Tag Archives: Letters

Messaging for letter-writers: a survival guide

Sending a messageWriting letters…ah, yes – I remember. That was what we did before we texted and messaged all day every day. Mercifully I appear to have survived the transition, but not everyone has emerged unscathed. So, in order to preserve the sanity of all involved, we present the followthehumming survival guide to modern messaging – created specially for those who still hanker after the comforting feel of pen on paper.

That was then This is now
Think about writing a letter. There is no think. Only do.
Search for pen and paper. Tighten grip on iPhone in anticipation of imminent communication opportunity.
If not Twitter, decide on messaging service to be used.
Smile inwardly at hoped-for instant replies.
Note increase in pulse and anxiety rates.
Find suitable writing location. Just keep right on doing whatever you were doing before. No really, don’t even stop walking.
Even lamp-posts are more bouncy than they look.
Consider possible topics, rough target length,
nature of intended recipient and
relationship with same; create broad mental
plan and start writing with the
words, ‘Dear Xxxx.’
Finger-type first fifteen words that enter head, choose appropriate emoticons and add five of each, then add ‘x’
Write letter. Enclose photo(s) if feeling daring. Take multiple photos of own face close to camera with surprised expression and mouth open wide. Attach to message.
Seal letter in envelope, address envelope,
obtain correct postage, take to nearest secure postage receptacle and place within; await
arrival of first of many personal couriers who will carefully transport letter to intended recipient
over a period of several days using a variety of vehicles.
Press send. Feel faintly sick until first reply / Like / Favourite / etc. notification is received.
Estimate whether sufficient time has passed for intended recipient to have received letter. If no response received within 8 seconds of sending
message, stride about crossly, shouting, ‘But she’s definitely read it! And she must know I know she’s
read it! What’s she doing?’
Estimate whether sufficient time has passed for intended recipient to write reply and send using
personal courier network, as above.
If no response to latest message received and total
messages exchanged <= 30, send ‘sad face’ #selfie. If no
further response received, delete recipient from #besties list.
Receive return letter via personal courier, tear open envelope and read about what happened four days ago. Mentally calculate overall message exchange value to
all parties and adjust self-esteem accordingly.
Advertisements

Dear friend, here’s yesterday’s news…

Letter and penI spent a good deal of August and September 1986 writing letters and postcards to family and friends as I Inter-Railed my way around Europe. Number one in my address book was my then girlfriend, and my diary catalogues almost every letter to her – when I started and finished it, and when I posted it. I then exercise myself estimating when she’s likely to have received it, read it, and sent a reply.

In practical terms, I reckon the optimal pan-European turnaround time back then was about a week – plenty of time for a letter to have been overtaken by events on the ground. Communicating with that kind of built-in delay meant we were always dealing with yesterday’s news rather than what was going on right now.

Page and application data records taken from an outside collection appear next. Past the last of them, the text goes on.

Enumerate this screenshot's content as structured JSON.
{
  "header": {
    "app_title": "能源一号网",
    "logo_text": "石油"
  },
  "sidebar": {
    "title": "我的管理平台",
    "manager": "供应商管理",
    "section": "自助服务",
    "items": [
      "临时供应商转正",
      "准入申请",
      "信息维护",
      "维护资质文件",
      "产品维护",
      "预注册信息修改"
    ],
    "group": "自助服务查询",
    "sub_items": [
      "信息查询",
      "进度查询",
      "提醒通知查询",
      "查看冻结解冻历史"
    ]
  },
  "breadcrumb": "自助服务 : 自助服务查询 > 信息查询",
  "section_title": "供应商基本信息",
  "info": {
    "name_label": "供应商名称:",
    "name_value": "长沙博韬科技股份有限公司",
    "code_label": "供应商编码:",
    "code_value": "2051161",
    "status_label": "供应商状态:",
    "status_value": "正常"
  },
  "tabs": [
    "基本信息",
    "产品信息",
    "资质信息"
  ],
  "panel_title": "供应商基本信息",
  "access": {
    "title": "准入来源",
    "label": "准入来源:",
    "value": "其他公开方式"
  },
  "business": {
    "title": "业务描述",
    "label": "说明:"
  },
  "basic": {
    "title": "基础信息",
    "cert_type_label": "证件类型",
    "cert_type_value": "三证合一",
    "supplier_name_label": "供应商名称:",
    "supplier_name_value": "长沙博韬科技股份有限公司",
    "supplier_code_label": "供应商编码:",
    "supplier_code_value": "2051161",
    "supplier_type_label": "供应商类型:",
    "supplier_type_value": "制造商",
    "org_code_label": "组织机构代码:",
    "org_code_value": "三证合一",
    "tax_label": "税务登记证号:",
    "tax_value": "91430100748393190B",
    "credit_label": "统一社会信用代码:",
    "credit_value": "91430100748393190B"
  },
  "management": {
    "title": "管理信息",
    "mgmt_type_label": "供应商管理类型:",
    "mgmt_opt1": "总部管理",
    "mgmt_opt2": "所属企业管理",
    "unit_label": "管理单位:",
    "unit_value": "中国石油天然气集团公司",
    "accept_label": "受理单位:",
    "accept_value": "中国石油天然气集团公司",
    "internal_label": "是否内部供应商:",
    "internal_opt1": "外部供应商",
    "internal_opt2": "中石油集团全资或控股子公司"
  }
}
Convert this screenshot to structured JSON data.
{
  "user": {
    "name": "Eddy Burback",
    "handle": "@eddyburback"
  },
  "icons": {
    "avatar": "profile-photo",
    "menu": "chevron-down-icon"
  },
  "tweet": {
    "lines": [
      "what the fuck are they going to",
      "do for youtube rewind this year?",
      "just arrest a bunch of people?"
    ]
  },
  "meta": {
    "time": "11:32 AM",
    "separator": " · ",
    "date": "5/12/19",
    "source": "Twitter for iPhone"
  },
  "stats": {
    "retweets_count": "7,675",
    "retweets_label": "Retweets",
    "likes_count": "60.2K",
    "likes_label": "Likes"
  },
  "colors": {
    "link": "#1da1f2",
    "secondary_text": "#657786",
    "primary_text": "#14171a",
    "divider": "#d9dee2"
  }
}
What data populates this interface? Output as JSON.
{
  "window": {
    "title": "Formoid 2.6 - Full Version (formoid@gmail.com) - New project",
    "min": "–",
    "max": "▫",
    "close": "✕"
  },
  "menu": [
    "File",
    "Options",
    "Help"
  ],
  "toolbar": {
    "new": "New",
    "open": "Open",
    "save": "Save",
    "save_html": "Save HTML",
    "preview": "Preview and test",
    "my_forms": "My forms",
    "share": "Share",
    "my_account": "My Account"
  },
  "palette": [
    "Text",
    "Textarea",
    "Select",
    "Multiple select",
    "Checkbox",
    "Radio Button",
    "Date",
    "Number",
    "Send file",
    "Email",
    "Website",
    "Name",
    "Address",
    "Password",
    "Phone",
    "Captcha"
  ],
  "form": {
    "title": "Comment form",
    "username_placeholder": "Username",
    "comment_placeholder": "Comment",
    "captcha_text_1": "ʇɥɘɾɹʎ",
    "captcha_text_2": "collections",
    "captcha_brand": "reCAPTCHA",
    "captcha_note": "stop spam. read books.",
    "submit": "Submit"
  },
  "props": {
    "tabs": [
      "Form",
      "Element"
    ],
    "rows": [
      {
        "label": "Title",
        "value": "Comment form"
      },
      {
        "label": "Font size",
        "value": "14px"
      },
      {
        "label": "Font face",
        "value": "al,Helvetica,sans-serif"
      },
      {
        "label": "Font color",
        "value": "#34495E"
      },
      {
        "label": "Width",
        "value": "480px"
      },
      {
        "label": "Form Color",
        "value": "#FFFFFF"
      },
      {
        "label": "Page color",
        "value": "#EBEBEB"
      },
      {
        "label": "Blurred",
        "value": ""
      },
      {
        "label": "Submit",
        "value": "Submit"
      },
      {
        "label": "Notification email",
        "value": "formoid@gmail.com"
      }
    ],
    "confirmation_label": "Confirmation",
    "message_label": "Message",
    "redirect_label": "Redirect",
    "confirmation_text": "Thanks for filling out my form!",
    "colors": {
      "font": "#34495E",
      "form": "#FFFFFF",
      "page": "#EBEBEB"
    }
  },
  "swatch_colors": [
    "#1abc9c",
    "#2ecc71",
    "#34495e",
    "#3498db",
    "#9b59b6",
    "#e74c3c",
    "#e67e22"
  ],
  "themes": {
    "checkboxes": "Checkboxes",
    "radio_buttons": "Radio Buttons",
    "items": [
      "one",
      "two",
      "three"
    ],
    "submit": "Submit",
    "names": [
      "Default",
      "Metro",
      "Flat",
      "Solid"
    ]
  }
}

28 years later, penning a carefully handwritten letter that takes a decent while to plan and write – then waiting a week or more for a reply – is a rarity. Instead, we’re sharing multimedia travellers’ tales interactively and in real-time.

For a quick, private and often ongoing exchange, text messages, email or Apple’s iMessage do the job. For everyday pictures and videos, there’s also Snapchat, the messaging app that allows you to send captioned media that can be seen once for just a few seconds. For day-to-day stuff and a form of public online diary, Twitter is frequently first choice. More arty photos get posted to Instagram, with a quick plug via Twitter if they’re really good. And of course for the genuinely committed, an ongoing blog sets your inner writer free.

Finally – for general updates and photos aimed at friends – there’s early social media leader Facebook, ironically becoming rather passé with many of the younger crowd these days.

Whatever the chosen medium, all this communication is bite-sized and instant – long gone are the days of reading last week’s news.

The success of a message is quickly evaluated by the nature and quantity of the reaction to it – replies, Retweets, Favourites, Likes, +1’s, and so on. Much of this messaging is public, so the pressure on your communication to perform is significant. A supposedly witty post or funny photo that bombs is an embarrassment, while one that gets shared by others to their own followers generates kudos.

Mercifully – at least as far as I know – all the letters that my diary mentions have been rightfully consigned to the dustbin of history. Just what will happen to the uncounted billions of messages, photos and videos that the world now constantly shares, only time will tell.